- _Assignment_: Scan the entries for the word "icon". Every line that has it should be copied.

==========

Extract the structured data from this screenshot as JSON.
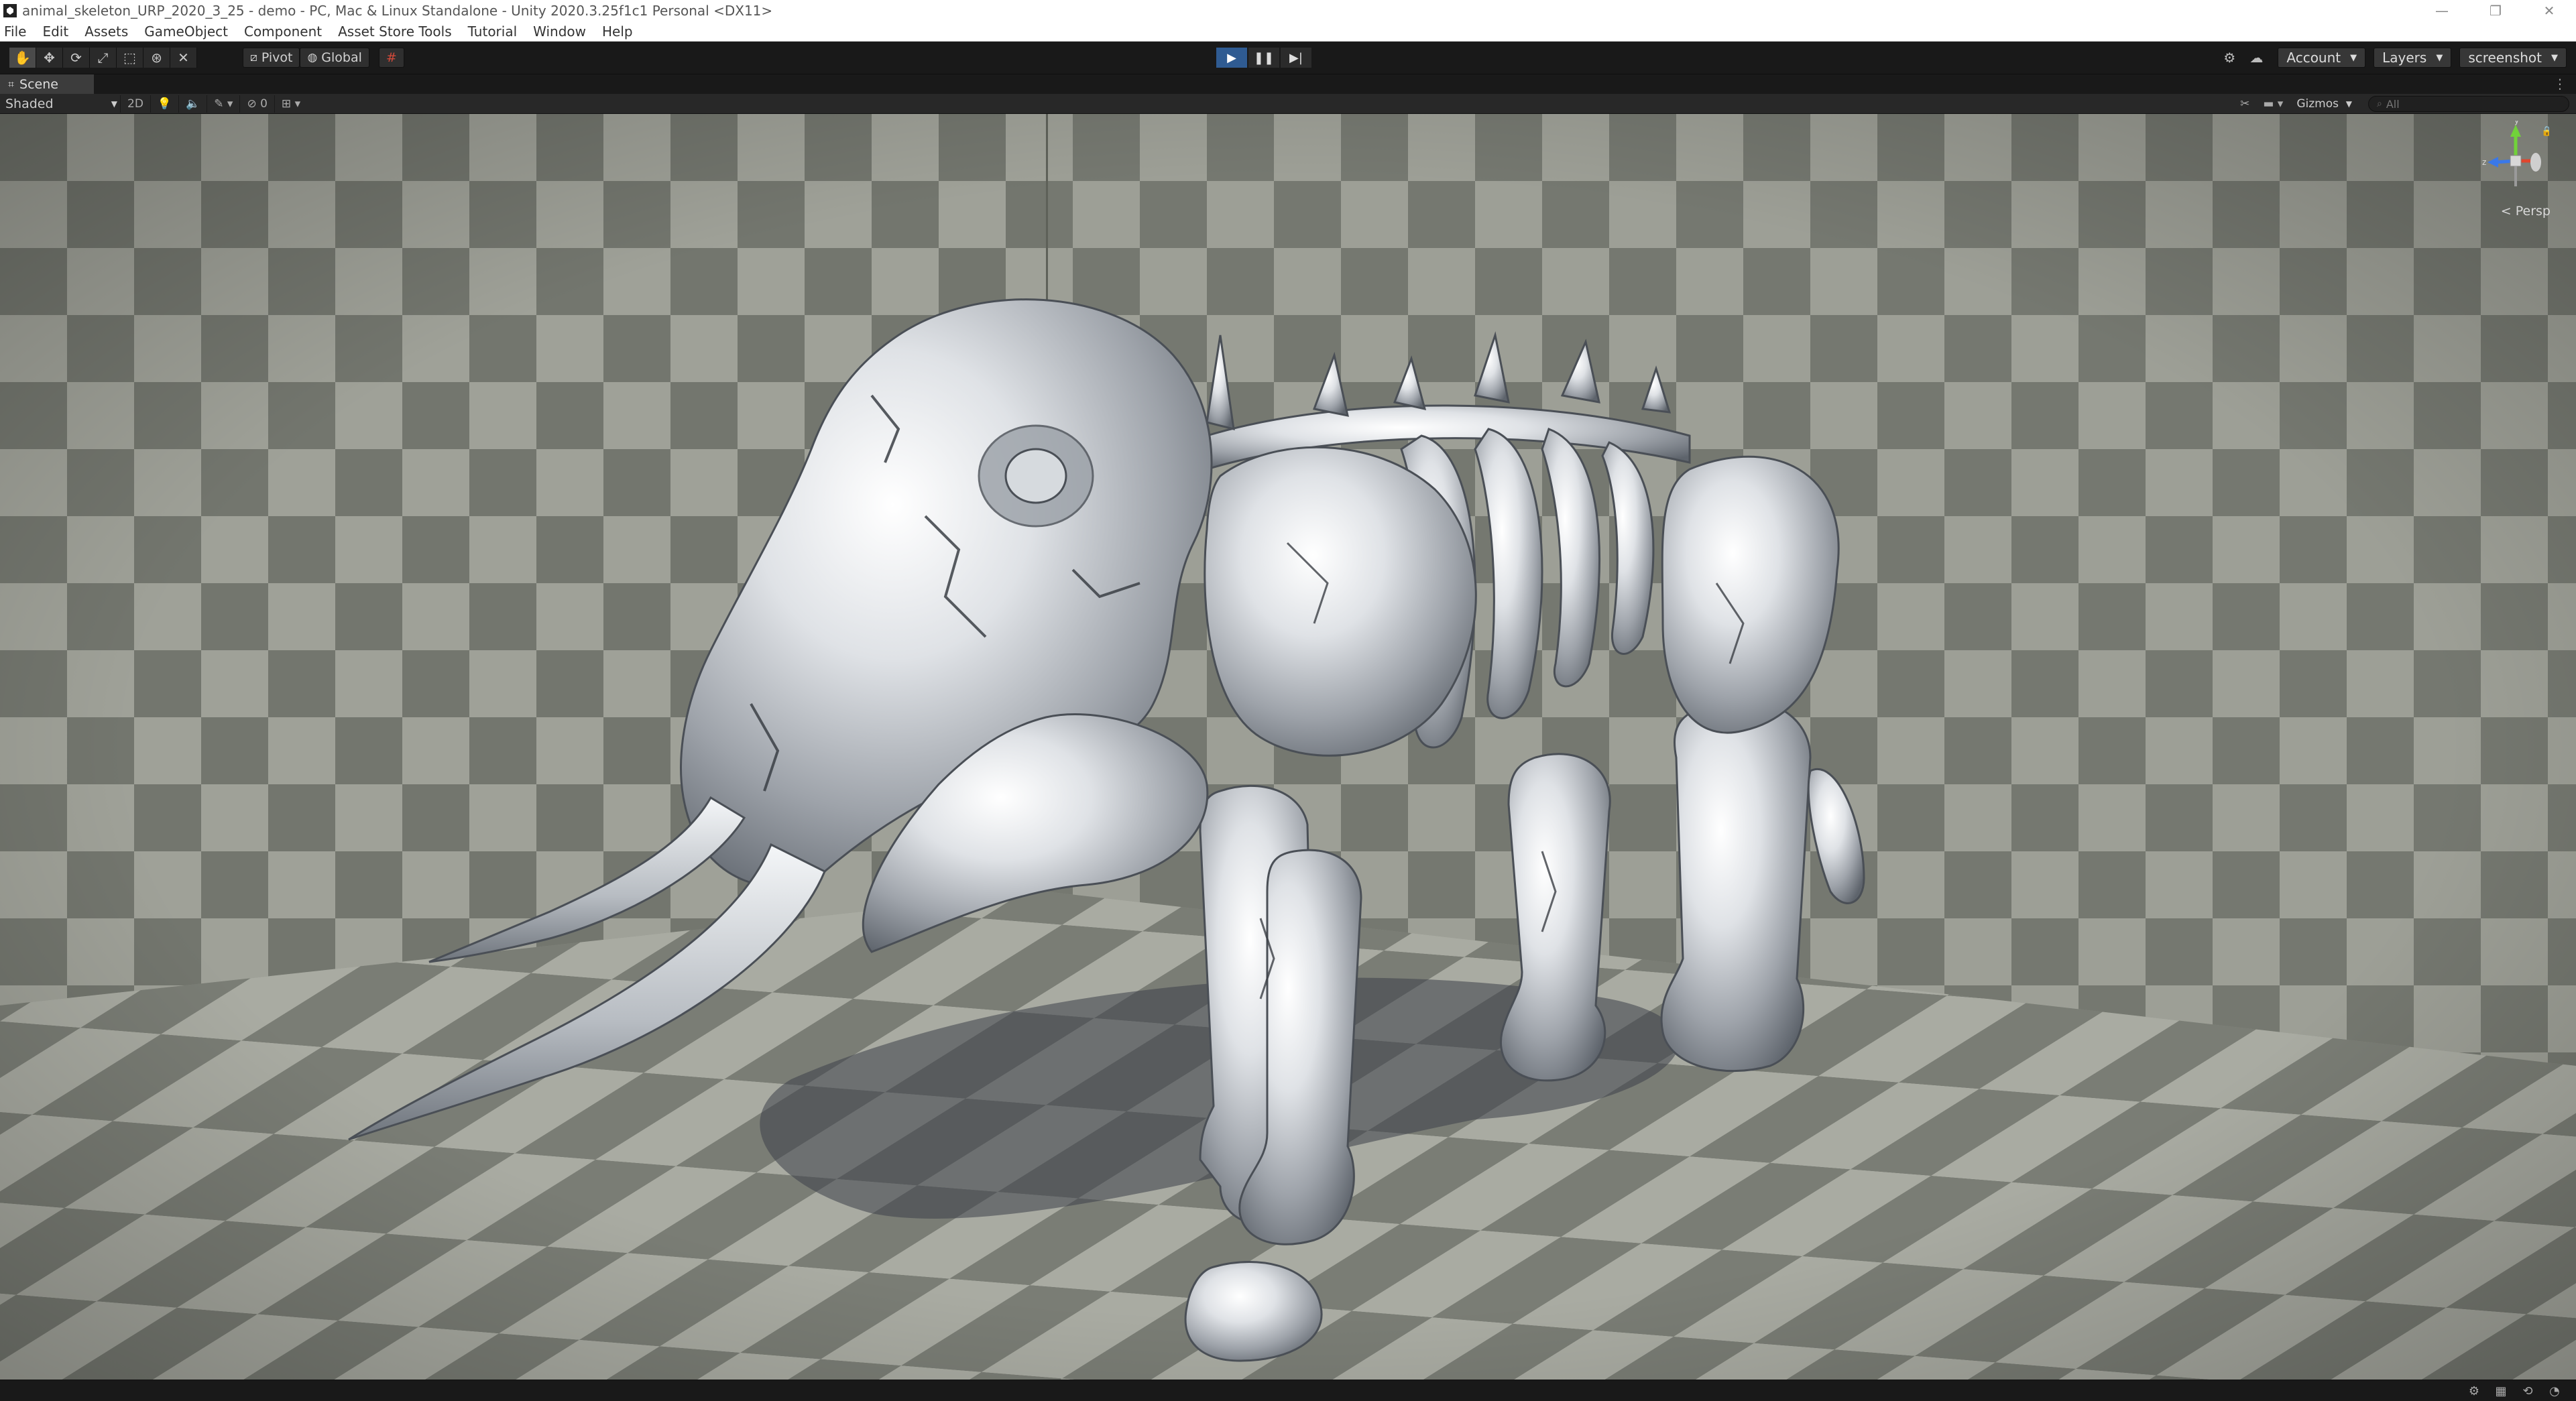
{
  "window": {
    "title": "animal_skeleton_URP_2020_3_25 - demo - PC, Mac & Linux Standalone - Unity 2020.3.25f1c1 Personal <DX11>",
    "controls": [
      "minimize-icon",
      "restore-icon",
      "close-icon"
    ]
  },
  "menu": {
    "items": [
      "File",
      "Edit",
      "Assets",
      "GameObject",
      "Component",
      "Asset Store Tools",
      "Tutorial",
      "Window",
      "Help"
    ]
  },
  "toolbar": {
    "tools": [
      "hand-tool-icon",
      "move-tool-icon",
      "rotate-tool-icon",
      "scale-tool-icon",
      "rect-tool-icon",
      "transform-tool-icon",
      "custom-tool-icon"
    ],
    "pivot_label": "Pivot",
    "global_label": "Global",
    "account_label": "Account",
    "layers_label": "Layers",
    "layout_label": "screenshot"
  },
  "scene": {
    "tab_label": "Scene",
    "shading_mode": "Shaded",
    "mode_2d_label": "2D",
    "hidden_count": "0",
    "gizmos_label": "Gizmos",
    "search_placeholder": "All",
    "projection_label": "< Persp",
    "gizmo_axes": {
      "y": "y",
      "z": "z"
    }
  },
  "colors": {
    "play_active": "#2f5b92",
    "checker_light": "#a6a89f",
    "checker_dark": "#6f726a",
    "bone_base": "#c9ccd0",
    "axis_x": "#e0462e",
    "axis_y": "#71d23a",
    "axis_z": "#3a78e8"
  }
}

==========

- _Answer section_:
      "minimize-icon",
      "restore-icon",
      "close-icon"
      "hand-tool-icon",
      "move-tool-icon",
      "rotate-tool-icon",
      "scale-tool-icon",
      "rect-tool-icon",
      "transform-tool-icon",
      "custom-tool-icon"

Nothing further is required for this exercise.